The traditional uses of Alpine stilt houses are still seen in some parts of the region. In some areas, they are still used as granaries or barns, and they are also popular with hunters and fishermen. The houses are also often used for hosting events and festivals.

Preservation Efforts

Due to their historical significance, there are efforts to preserve and restore Alpine stilt houses. In some areas, local governments have taken steps to protect these structures from demolition or decay. This includes restrictions on new construction and initiatives to restore existing structures.


Alpine stilt houses are fascinating examples of traditional architecture and a vital part of the region’s history. These dwellings have been around for thousands of years, and they have been used for everything from dwellings to granaries and barns. Today, they are still in use as seasonal dwellings, vacation homes, and for hosting events and festivals. There are also efforts to preserve and restore these structures, ensuring that they will remain a vital part of the region’s culture and history for generations to come. Prehistoric Alpine stilt houses are some of Europe’s oldest settlements, dating back around 10,000 years. These unique homes were constructed on stilts and located in the mountains and valleys of the Alps. They were built of wood and often had steeply sloping roofs.

Primarily, the structures had both practical and symbolic functions. During the Bronze Age, they allowed people to have a dwelling place near pastures, sheepfolds and forests in order to facilitate the economic and pastoral activities related to livestock. In addition, they visually represented the society’s social and economic activities by forming a physical framework within which inhabitants could exercise power and authority.

The construction of stilt houses had important social implications. They constituted a stable and permanent home-base for communities of a few people and their families.

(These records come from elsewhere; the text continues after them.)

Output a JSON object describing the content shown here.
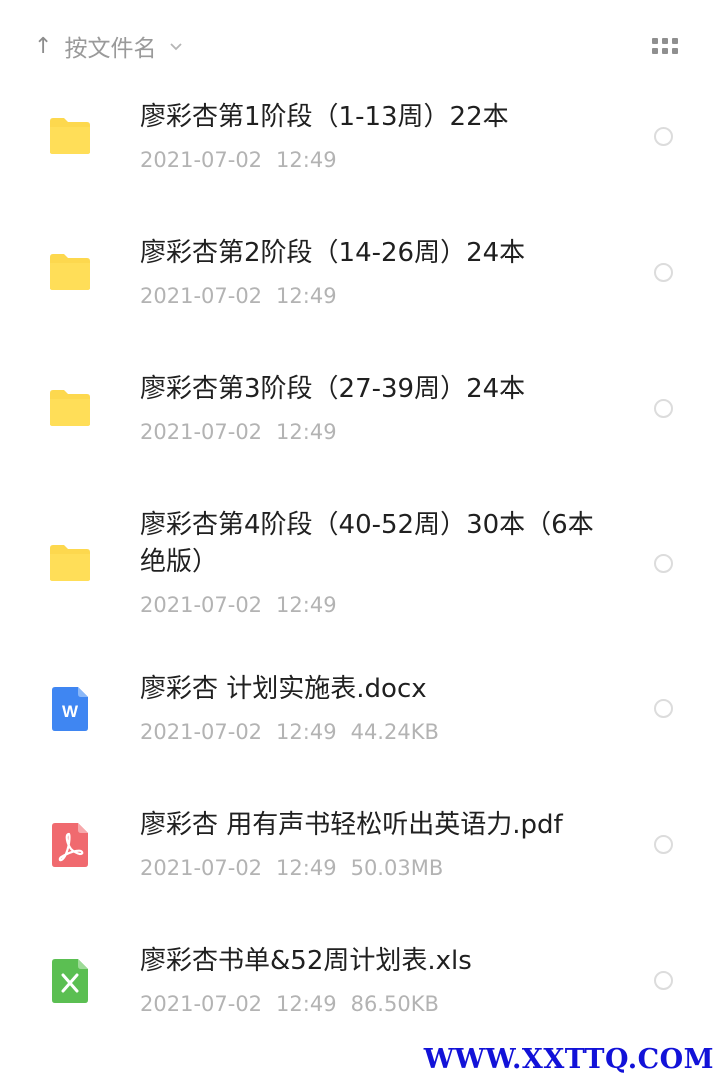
{
  "header": {
    "sort_label": "按文件名",
    "sort_arrow": "↑",
    "sort_chevron": "⌄"
  },
  "files": [
    {
      "type": "folder",
      "title": "廖彩杏第1阶段（1-13周）22本",
      "date": "2021-07-02",
      "time": "12:49",
      "size": ""
    },
    {
      "type": "folder",
      "title": "廖彩杏第2阶段（14-26周）24本",
      "date": "2021-07-02",
      "time": "12:49",
      "size": ""
    },
    {
      "type": "folder",
      "title": "廖彩杏第3阶段（27-39周）24本",
      "date": "2021-07-02",
      "time": "12:49",
      "size": ""
    },
    {
      "type": "folder",
      "title": "廖彩杏第4阶段（40-52周）30本（6本绝版）",
      "date": "2021-07-02",
      "time": "12:49",
      "size": ""
    },
    {
      "type": "docx",
      "title": "廖彩杏 计划实施表.docx",
      "date": "2021-07-02",
      "time": "12:49",
      "size": "44.24KB"
    },
    {
      "type": "pdf",
      "title": "廖彩杏 用有声书轻松听出英语力.pdf",
      "date": "2021-07-02",
      "time": "12:49",
      "size": "50.03MB"
    },
    {
      "type": "xls",
      "title": "廖彩杏书单&52周计划表.xls",
      "date": "2021-07-02",
      "time": "12:49",
      "size": "86.50KB"
    }
  ],
  "icons": {
    "folder": "folder-icon",
    "docx": "word-doc-icon",
    "pdf": "pdf-icon",
    "xls": "excel-sheet-icon",
    "word_letter": "W"
  },
  "colors": {
    "folder": "#fdd84e",
    "word": "#3f86f2",
    "pdf": "#f06a6f",
    "excel": "#5bbf52",
    "meta_text": "#b3b3b3",
    "watermark": "#1212d8"
  },
  "watermark": "WWW.XXTTQ.COM"
}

The inhabitants of Prehistoric Alpine stilt houses shared a common culture and set of beliefs and often re-built stilt houses on the same location, following an epidemic, war or other disruption.

Studies of the remains of these stilt houses have provided us with valuable information about the way of life of the people who built them. They likely used the structures as a storage space and as a place where they could prepare food and store equipment and tools. Additionally, they likely provided shelter in the summer and winter, since the structures were well insulated due to the thick wooden walls, and the warm and dry areas below the stilts remained clear of snow.

The Prehistoric Alpine stilt houses are an important part of Europe’s prehistoric cultural heritage, providing invaluable insights into the lives of the mountain dwellers who lived in them and the customs and practices of the communities that produced them. Although these structures are no longer around, their presence can still be felt in the landscape, providing an important link to the past.

Leave a Reply

Your email address will not be published. Required fields are marked *